The feel-good factor is totally irresistible to people. After the speech is over, they will be unable to recall any of the details of what you said. All they will remember is that warm, "brotherhood of man" feeling one has in the aftermath of a really great sing-song.
You will need:
150g (5oz) milk chocolate
100g (3½oz) dark chocolate
125g (4oz) butter
75g (3oz) golden syrup
150g (5oz) digestive biscuits
2 Crunchie bars
100g (3½oz) mini marshmallows
50g (2oz) white chocolate
Fill a small saucepan with water, bring it to the boil over a high heat, then reduce the heat and allow the water to simmer. Put the milk chocolate and the dark chocolate in a heatproof bowl, place the bowl over the saucepan and gently melt the chocolate.
When the chocolate is almost completely melted, add the butter and the golden syrup and stir to melt them and combine everything fully. Remove the saucepan from the heat.
Place the digestive biscuits in a freezer bag and gently bash them up with a rolling pin. Similarly, using the rolling pin, bash the Crunchies inside their packets. Don't bash them up too much, as you don't want to turn them into dust.
Add the crushed biscuits and crushed Crunchies to the melted chocolate, golden syrup and butter mixture in the bowl, along with the mini marshmallows, and stir together to incorporate fully. Line a 20cm (8in) round springform tin with baking parchment. Spoon the biscuit-cake mixture from the bowl into the tin, spreading it evenly and carefully pressing it in to flatten the surface.

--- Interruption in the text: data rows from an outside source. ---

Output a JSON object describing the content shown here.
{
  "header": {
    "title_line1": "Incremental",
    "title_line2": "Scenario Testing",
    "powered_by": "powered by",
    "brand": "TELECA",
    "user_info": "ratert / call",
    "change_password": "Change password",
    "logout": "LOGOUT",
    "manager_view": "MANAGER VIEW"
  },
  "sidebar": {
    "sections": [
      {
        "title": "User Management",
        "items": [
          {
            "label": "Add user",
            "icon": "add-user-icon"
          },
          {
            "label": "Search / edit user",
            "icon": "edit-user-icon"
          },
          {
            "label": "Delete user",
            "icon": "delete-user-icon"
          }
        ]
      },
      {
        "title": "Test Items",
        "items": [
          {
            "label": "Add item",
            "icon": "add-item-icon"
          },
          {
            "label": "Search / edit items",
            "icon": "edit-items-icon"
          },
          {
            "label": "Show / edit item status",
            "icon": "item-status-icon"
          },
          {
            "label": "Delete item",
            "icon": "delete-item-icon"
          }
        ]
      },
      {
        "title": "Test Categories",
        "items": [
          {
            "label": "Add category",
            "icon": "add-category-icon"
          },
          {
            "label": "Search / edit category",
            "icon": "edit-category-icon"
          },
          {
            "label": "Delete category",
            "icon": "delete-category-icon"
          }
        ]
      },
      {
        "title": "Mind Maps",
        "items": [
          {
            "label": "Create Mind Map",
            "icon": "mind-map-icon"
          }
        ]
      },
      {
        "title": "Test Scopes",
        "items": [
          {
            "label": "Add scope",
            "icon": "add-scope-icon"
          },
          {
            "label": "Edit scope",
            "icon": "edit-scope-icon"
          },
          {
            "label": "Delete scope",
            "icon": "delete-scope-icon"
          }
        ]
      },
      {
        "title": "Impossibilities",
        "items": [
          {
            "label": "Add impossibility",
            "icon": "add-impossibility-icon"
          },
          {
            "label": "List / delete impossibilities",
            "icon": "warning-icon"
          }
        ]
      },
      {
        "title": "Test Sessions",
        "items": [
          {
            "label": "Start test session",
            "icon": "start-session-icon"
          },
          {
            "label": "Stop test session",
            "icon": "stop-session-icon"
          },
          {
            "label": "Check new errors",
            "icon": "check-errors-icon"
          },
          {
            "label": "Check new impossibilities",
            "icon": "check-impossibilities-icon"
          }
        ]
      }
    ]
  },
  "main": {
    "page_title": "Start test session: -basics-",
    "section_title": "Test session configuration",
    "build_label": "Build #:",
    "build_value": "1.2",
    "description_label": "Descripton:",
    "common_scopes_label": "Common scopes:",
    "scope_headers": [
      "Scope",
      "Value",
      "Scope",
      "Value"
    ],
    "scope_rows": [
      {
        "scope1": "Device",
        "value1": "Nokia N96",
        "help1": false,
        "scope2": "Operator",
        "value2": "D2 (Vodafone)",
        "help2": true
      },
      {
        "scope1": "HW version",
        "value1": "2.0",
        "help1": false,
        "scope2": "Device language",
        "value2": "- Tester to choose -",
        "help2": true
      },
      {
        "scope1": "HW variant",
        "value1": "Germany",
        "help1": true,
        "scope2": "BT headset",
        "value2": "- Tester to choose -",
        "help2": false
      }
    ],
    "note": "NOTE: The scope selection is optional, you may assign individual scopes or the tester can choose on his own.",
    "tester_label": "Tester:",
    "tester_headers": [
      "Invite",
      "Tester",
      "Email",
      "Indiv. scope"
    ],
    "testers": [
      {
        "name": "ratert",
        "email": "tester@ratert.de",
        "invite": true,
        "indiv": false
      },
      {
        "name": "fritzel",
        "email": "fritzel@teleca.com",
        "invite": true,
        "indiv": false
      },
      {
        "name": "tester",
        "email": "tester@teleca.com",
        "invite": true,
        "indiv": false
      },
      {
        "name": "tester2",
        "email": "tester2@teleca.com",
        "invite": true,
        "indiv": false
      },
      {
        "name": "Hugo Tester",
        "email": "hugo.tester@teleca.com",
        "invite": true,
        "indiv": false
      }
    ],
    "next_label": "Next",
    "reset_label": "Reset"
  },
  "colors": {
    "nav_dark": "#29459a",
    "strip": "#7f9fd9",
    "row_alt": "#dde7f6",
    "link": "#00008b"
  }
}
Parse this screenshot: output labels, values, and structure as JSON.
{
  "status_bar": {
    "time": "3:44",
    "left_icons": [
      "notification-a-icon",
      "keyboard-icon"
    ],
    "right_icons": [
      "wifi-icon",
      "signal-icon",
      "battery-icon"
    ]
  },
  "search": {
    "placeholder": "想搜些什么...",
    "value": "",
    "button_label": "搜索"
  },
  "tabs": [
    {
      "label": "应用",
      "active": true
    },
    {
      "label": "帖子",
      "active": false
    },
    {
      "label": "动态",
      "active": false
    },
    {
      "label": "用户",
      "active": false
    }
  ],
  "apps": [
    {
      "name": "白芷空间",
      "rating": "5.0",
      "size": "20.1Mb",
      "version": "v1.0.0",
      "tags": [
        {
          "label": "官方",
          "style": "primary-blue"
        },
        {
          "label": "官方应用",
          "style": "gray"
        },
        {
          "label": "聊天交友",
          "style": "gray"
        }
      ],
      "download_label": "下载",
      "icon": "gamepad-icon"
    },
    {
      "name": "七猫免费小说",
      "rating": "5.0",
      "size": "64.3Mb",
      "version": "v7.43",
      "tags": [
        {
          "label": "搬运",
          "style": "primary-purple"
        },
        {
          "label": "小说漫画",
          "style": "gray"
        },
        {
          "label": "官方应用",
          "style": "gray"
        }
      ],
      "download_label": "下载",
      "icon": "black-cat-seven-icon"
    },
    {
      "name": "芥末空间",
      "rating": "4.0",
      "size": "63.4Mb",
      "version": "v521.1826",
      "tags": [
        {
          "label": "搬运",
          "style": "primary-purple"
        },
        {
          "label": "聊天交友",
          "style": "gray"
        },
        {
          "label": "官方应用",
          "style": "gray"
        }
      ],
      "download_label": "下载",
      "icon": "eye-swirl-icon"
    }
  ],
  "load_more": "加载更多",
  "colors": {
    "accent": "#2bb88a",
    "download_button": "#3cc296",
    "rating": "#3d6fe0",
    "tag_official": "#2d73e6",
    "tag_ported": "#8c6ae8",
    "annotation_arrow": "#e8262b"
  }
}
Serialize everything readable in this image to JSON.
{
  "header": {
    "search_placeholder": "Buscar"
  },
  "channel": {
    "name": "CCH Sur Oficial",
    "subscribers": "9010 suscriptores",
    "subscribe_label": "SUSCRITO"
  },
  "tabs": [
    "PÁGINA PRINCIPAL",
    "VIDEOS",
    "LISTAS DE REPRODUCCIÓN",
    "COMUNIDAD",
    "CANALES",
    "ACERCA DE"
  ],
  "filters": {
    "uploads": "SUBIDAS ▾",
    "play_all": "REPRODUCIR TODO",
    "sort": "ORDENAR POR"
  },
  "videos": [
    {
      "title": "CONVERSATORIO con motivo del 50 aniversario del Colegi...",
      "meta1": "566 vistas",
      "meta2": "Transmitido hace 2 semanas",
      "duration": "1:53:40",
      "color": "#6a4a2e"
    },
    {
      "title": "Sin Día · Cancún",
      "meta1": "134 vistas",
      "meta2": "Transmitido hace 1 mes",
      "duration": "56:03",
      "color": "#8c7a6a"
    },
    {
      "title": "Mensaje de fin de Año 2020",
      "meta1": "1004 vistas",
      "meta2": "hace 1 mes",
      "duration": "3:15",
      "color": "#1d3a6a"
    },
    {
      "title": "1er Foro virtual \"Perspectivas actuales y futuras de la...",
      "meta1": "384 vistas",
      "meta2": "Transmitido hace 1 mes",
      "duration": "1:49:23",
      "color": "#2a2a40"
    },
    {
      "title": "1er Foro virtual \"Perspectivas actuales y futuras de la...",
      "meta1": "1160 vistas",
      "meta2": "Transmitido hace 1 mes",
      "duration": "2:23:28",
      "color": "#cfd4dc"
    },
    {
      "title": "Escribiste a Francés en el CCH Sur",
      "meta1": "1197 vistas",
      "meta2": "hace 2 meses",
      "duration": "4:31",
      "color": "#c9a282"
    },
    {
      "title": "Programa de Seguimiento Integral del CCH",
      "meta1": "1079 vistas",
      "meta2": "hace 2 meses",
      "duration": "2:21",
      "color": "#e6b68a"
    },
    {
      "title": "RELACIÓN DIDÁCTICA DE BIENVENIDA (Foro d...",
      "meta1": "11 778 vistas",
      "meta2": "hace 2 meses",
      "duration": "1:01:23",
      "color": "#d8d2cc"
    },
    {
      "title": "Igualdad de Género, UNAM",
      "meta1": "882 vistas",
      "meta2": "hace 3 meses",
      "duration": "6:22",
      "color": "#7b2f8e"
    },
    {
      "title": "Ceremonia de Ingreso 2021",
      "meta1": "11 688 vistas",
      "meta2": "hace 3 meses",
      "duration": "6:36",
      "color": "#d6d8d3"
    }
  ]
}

Allow the cake to fully set. Then melt the white chocolate and drizzle it in thin lines over the top of the cake. Allow the white chocolate to set and then cut the cake into 16 thin slices.
Sunday Indo Life Magazine